Never mind smartphone apps. Imagine making a call to a relative on the other side of the world, and being able to see them talk and gesture as if they were in the room with you. Or shopping for clothes by entering a virtual changing room and walking around yourself modelling a new outfit. The idea of being right there in the action of the next Battlefield game is hugely exciting, and the innovation possibilities – for once – are pretty much endless. Perhaps what we’re really hoping for isn’t a new approach to Windows, but a new interface full stop.
As exciting as that sounds, we just can’t see how a VR headset will make us more productive when typing an email or editing a macro in a spreadsheet, tasks which aren’t going to go away in the near future. It looks like there’ll be plenty of room in this future for Windows 10 after all.
Five features we want to see in Windows 9
Windows 9 may or may not arrive in 2015, but whatever does eventually emerge from Microsoft will need to address some key areas.
1 Price. Does it still make sense for users to buy Windows outright every few years? There’s an argument that Microsoft should simply make its next OS freely available. A more likely scenario is a switch to offering updates as an ongoing subscription service, as has been done with Office 365.

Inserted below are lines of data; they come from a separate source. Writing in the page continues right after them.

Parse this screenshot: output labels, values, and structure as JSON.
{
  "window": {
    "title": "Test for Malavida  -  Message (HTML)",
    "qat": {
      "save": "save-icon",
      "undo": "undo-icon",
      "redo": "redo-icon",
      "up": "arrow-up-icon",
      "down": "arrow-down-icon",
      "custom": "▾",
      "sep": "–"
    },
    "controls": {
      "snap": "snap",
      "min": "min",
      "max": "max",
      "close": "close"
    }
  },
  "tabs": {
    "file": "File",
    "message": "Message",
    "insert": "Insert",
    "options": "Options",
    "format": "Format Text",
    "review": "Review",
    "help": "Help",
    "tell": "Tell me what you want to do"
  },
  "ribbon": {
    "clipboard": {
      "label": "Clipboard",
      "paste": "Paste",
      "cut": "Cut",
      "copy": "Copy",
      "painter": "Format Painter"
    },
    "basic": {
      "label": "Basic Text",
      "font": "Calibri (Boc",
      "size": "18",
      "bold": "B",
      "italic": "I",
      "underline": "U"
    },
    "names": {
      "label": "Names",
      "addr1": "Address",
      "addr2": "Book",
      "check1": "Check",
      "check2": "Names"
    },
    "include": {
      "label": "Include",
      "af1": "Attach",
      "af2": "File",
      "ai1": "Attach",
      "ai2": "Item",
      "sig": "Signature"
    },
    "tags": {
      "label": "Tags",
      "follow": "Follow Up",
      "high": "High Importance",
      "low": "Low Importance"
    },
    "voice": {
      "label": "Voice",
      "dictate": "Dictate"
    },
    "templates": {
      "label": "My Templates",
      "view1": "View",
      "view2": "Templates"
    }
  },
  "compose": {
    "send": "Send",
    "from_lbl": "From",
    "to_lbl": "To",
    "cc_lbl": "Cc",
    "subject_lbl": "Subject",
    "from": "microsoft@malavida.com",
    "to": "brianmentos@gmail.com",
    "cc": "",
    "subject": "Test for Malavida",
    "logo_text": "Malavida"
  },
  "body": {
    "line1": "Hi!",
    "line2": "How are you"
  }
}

2. Focus on business. Such a change will perhaps be more palatable to businesses, which is another area that needs a lot of attention. If consumers struggled with the learning curve of Windows 8, that impact on productivity is magnified across a workforce. A stripped down Windows 9 for business is vital – particularly with companies clinging on to the now-defunct Windows XP.
3. Voice recognition. Microsoft unveiled the new personal assistant- Cortana - for Windows Phone 8.1, and Xbox One users can talk to their Kinect sensors. So how about full voice integration with Windows 9? All laptops have microphones these days, and we actually like the idea of donning a headset and – being very optimistic here – using normal language to perform everyday asks.
4. Virtual desktops. Other long-awaited revisions would be welcome, including Linux-style virtual desktops, something you can do only with third-party software such as Dexpot.
5. Better awareness. We also want an overhaul of when and how Windows Update does its business and the ability to tell Windows it’s installed on an SSD, so it can default non-vital files and applications to a larger data drive.